Rewarding research--making it profitable for somebody to actually do the work of figuring out the future of the economy rather than just free-riding on the information in the market.
Comparing finance today with finance of the past--the 1950s, say--what have we got?
- The CAPM and EMH
- Junk bonds and takeover artists--to the extent that what is going on is not some form of breach-of-trust
Payments is better--but "payments being better" doesn't increase but shrinks the share of finance in GDP. Security--the rule of law holds now, but the rule of law held in 1960, and my impression is that my mother right now has less knowledge of what risks she is running with her financial asset portfolio than my grandfather and his brothers had in the 1960s when they would sit outside in the Maine summertime eating lobster and pouring over the Wall Street Journal and Value Line.
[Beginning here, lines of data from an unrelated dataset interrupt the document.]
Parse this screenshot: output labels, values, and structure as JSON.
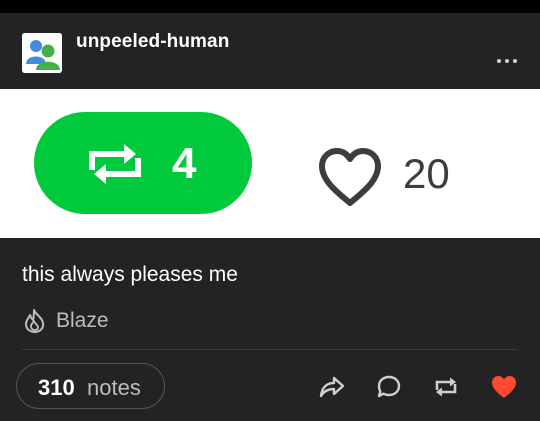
{
  "header": {
    "blog_name": "unpeeled-human",
    "avatar_icon": "users-icon",
    "more_icon": "ellipsis-icon"
  },
  "content_image": {
    "reblog_count": "4",
    "reblog_icon": "reblog-icon",
    "like_count": "20",
    "like_icon": "heart-outline-icon",
    "reblog_pill_color": "#00c93b"
  },
  "caption": "this always pleases me",
  "blaze": {
    "label": "Blaze",
    "icon": "flame-icon"
  },
  "footer": {
    "notes_count": "310",
    "notes_label": "notes",
    "actions": [
      "share-icon",
      "reply-icon",
      "reblog-icon",
      "like-icon"
    ],
    "like_color": "#ff4930"
  }
}
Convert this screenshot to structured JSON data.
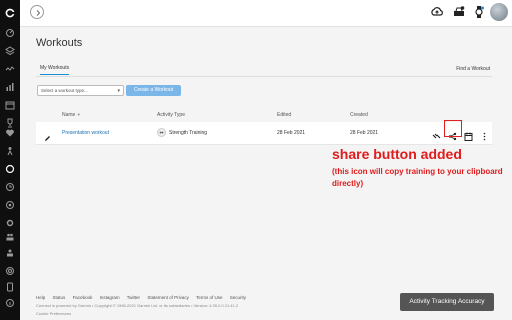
{
  "topbar": {
    "toggle_icon": "chevron-right-icon",
    "icons": [
      "upload-icon",
      "inbox-icon",
      "watch-icon",
      "avatar"
    ]
  },
  "page": {
    "title": "Workouts"
  },
  "tabs": {
    "my_workouts": "My Workouts",
    "find": "Find a Workout"
  },
  "filters": {
    "select_value": "Select a workout type...",
    "create_label": "Create a Workout"
  },
  "table": {
    "headers": [
      "Name",
      "Activity Type",
      "Edited",
      "Created"
    ],
    "rows": [
      {
        "name": "Presentation workout",
        "activity": "Strength Training",
        "edited": "28 Feb 2021",
        "created": "28 Feb 2021"
      }
    ]
  },
  "annotation": {
    "title": "share button added",
    "subtitle": "(this icon will copy training to your clipboard directly)"
  },
  "footer": {
    "links": [
      "Help",
      "Status",
      "Facebook",
      "Instagram",
      "Twitter",
      "Statement of Privacy",
      "Terms of Use",
      "Security"
    ],
    "line1": "Connect is powered by Garmin • Copyright © 1996-2021 Garmin Ltd. or its subsidiaries • Version: 4.39.2.0 21.41.2",
    "line2": "Cookie Preferences",
    "accuracy_button": "Activity Tracking Accuracy"
  },
  "colors": {
    "accent": "#1a8fd1",
    "annotation": "#e01b1b",
    "sidebar": "#0f0f0f"
  }
}
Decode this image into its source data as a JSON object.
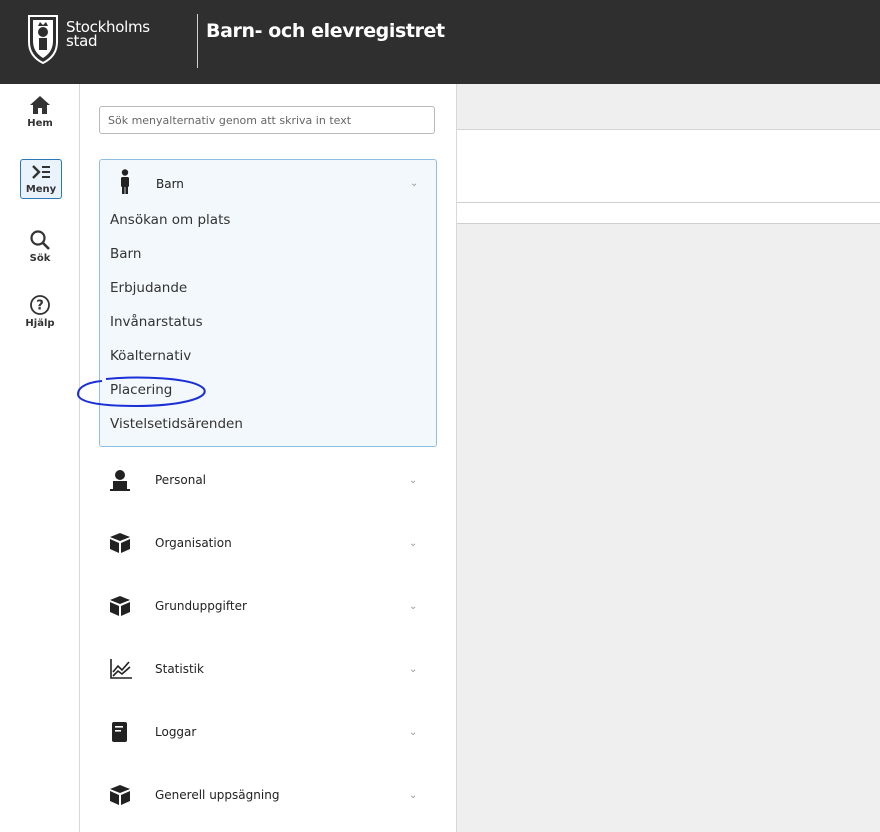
{
  "header": {
    "logo_line1": "Stockholms",
    "logo_line2": "stad",
    "app_title": "Barn- och elevregistret",
    "background": "#2f2f2f"
  },
  "rail": {
    "items": [
      {
        "label": "Hem",
        "icon": "home-icon"
      },
      {
        "label": "Meny",
        "icon": "menu-icon",
        "active": true
      },
      {
        "label": "Sök",
        "icon": "search-icon"
      },
      {
        "label": "Hjälp",
        "icon": "help-icon"
      }
    ]
  },
  "menu": {
    "search_placeholder": "Sök menyalternativ genom att skriva in text",
    "open_group": {
      "label": "Barn",
      "icon": "child-icon",
      "items": [
        "Ansökan om plats",
        "Barn",
        "Erbjudande",
        "Invånarstatus",
        "Köalternativ",
        "Placering",
        "Vistelsetidsärenden"
      ],
      "highlighted": "Placering"
    },
    "groups": [
      {
        "label": "Personal",
        "icon": "person-icon"
      },
      {
        "label": "Organisation",
        "icon": "box-icon"
      },
      {
        "label": "Grunduppgifter",
        "icon": "box-icon"
      },
      {
        "label": "Statistik",
        "icon": "chart-icon"
      },
      {
        "label": "Loggar",
        "icon": "book-icon"
      },
      {
        "label": "Generell uppsägning",
        "icon": "box-icon"
      }
    ],
    "chevron": "⌄"
  },
  "colors": {
    "accent": "#2b78b5",
    "annotation": "#1a2fd6"
  }
}
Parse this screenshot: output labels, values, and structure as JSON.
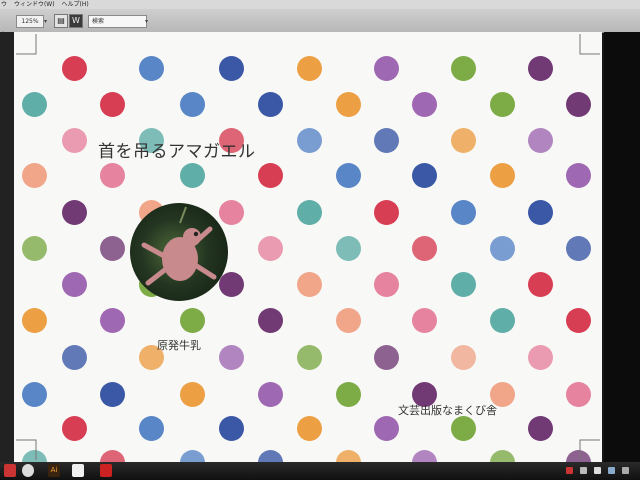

But are people--really--more diversified? Certainly the shareholders of Citigroup were very surprised in 2008 to find out that their equity was a leveraged bet on the U.S. housing market on nothing else. And are incentives better aligned? Ditto. Are we providing better incentives for research in fundamentals? I would like to see some evidence "yes"--certainly if we were we should see ourselves making better capital-allocation decisions and thus seeing faster productivity growth, but if it is there, it isn't obvious.
Temporal mismatch is also better, but I, somewhat strangely, find this a source of worry…
Let me back up: On my way down here this morning, while walking to the Rockridge BART, I stopped at La Farine at 6233 College Ave. and bought coffee and a croissant. It was clear why I did this: I had generalized purchasing power in my pocket but neither coffee nor anything to eat; they had 40,000 calories of croissants and similar on display and there were only two of them, plus they had LD50 of coffee--and thus we had very different marginal rates of substitution, and it was a win-win transaction.
The only caveat is that croissants do not grow on trees in the environment of evolutionary adaptation. Evolution has not designed my pancreas to deliver the insulin spike needed to deal when the white flour of the croissant hits my bloodstream, and my internist tells me my pancreas has only a limited future life left--so as a left La Farine I reoptimized, took two bites, and threw the croissant to the pigeons.
How much of the temporal shifting activity that our modern financial system allows us is of the same order--things that are not really win-win utility-wise, but things that we would not do if we were in our right minds, or could figure out what our right minds are?
And there is the deeper problem. The exchange of coffee and croissants for cash is--if you are willing to accept the load on your pancreas--clearly win-win: a source of utility for both parties, as the commodities are dissimilar and endowments are dissimilar and marginal rates of substitution differ. But in finance it is only cash. How can marginal rates of substitution differ in cash-for-cash trades? Well, there is cash at different times--that is the temporal-shifting. There is cash in different states of the world--that is insurance and diversification. There is purchasing rule-of-law and agency--that is moral hazard.
But how many of the transactions we will see today are genuinely win-win transactions impelled by temporal substitution or insurance and diversification or matching incentives? And if any transaction isn't driven by those motives, then somebody is not in their right mind.
In general when conducting this kind of an assessment of the social value of a sector, we proceed by pointing out that everyone involved in the transaction is willing and that there is an absence of nonpecuniary externalities, and so we conclude that it must be a very good thing.
In finance, I don't think we can honestly and honorably do that. I think we have to, instead, look at the social goals that the sector is supposed to attain and the cost at which it purports to attain them. And thus I am much more pessimistic than the authors here.